Top of DATA IN THIS EXERCISE
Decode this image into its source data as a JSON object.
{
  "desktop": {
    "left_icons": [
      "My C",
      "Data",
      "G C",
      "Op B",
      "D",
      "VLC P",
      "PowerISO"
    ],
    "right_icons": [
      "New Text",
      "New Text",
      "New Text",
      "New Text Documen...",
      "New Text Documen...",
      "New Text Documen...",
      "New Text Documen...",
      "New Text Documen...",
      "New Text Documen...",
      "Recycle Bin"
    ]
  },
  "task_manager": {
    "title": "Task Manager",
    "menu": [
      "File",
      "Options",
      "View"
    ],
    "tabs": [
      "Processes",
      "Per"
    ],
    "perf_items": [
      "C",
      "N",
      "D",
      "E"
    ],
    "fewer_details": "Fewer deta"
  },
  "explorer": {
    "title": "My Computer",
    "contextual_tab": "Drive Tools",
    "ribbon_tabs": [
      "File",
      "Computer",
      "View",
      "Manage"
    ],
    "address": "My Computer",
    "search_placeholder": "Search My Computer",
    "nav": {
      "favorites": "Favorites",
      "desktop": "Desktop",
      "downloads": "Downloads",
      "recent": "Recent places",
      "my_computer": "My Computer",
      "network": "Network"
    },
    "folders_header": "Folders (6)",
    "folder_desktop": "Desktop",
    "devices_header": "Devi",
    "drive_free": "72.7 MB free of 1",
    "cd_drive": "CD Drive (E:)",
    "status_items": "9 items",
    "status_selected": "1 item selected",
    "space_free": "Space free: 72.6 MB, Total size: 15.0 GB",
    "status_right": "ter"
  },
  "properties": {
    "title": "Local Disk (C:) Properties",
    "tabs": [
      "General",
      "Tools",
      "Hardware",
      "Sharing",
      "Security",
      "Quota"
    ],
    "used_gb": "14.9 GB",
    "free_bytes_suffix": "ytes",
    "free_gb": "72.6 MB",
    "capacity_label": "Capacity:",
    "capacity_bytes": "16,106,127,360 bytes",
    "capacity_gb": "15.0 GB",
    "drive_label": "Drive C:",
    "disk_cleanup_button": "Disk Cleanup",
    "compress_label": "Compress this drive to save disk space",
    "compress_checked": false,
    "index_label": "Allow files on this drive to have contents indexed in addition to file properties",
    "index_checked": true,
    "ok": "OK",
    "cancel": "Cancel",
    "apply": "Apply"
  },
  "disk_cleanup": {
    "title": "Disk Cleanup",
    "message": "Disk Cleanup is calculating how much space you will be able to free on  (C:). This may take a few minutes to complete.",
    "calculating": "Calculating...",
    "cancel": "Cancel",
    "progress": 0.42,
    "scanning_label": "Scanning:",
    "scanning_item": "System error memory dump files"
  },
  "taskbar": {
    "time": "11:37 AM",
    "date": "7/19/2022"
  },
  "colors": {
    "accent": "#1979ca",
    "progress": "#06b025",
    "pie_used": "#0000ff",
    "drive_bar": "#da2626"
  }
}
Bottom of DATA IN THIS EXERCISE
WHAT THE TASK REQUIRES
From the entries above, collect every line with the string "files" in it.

RESPONSE TO THIS EXERCISE
    "index_label": "Allow files on this drive to have contents indexed in addition to file properties",
    "scanning_item": "System error memory dump files"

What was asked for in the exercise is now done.